“Investors are taking a wait-and-see stance, as it’s not certain how things will go at the G20 summit,” said Jun Inoue, a senior economist at Mizuho Research Institute Ltd. in Tokyo. “Concern over the economic slowdown means WTI oil prices aren’t likely to rise to $65, or even $60, unless there’s a rapid escalation of tensions in the Middle East or major progress in the trade talks.”
West Texas Intermediate for August delivery declined 13 cents, or 0.2 per cent, to $57.77 a barrel on the New York Mercantile Exchange as of 7.36 am in London after falling as much as 70 cents earlier. The contract has rallied 7.7 per cent over the previous three sessions.
Brent for August settlement lost 34 cents, or 0.5 per cent, to $64.52 a barrel on London’s ICE Futures Europe Exchange. It dropped 0.5 per cent on Monday. The benchmark crude contract traded at a premium of $6.85 to WTI.

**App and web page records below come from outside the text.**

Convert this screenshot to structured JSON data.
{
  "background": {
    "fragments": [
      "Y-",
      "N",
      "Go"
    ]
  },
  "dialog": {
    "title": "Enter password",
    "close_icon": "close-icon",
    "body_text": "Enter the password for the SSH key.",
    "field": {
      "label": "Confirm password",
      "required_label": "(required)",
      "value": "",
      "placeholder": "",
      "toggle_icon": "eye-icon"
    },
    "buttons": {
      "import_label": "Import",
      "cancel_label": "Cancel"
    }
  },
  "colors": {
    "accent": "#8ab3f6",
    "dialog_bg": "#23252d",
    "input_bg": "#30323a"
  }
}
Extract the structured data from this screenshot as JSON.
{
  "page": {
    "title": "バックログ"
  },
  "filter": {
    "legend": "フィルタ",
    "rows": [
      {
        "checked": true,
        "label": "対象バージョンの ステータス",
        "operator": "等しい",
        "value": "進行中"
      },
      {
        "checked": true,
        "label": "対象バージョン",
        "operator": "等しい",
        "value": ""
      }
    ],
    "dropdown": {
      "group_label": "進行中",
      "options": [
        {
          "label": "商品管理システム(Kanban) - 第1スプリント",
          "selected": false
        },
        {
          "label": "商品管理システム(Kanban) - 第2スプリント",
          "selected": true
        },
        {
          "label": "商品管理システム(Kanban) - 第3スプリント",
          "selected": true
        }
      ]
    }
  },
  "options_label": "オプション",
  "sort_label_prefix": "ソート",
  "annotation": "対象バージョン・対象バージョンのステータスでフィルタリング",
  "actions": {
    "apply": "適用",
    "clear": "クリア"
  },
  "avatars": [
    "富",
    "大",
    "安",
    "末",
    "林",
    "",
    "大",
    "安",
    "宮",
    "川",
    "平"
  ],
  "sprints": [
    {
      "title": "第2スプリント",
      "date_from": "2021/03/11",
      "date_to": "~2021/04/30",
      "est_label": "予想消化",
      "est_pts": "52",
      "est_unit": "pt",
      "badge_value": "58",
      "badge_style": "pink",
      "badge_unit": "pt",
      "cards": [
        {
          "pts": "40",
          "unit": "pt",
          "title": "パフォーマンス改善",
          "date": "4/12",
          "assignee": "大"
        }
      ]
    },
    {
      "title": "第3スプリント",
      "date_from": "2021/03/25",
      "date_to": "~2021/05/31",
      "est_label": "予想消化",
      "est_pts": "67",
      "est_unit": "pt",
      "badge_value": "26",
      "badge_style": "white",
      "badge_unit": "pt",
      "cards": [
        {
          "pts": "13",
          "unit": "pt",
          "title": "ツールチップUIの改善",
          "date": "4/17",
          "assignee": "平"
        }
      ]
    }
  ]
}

Trump told reporters at the White House that the sanctions would deny financial resources to Khamenei who is the one ultimately “responsible for the hostile conduct of the regime.” The penalties “mean the permanent closure of the diplomatic path with the government of the United States,” foreign ministry spokesman Abbas Mousavi was quoted as saying by the semi-official Iranian Students News Agency.
Russia’s Energy Minister Alexander Novak said “we need to wait until the G20 leaders’ meeting” in Japan this week and see “how the economic situation will develop” before deciding on the future of the Opec+ deal. Kazakhstan and Azerbaijan said that recent market data show there is a need to prolong the agreement. Saudi Arabia indicated earlier this month that it was sure the coalition will extend production cuts.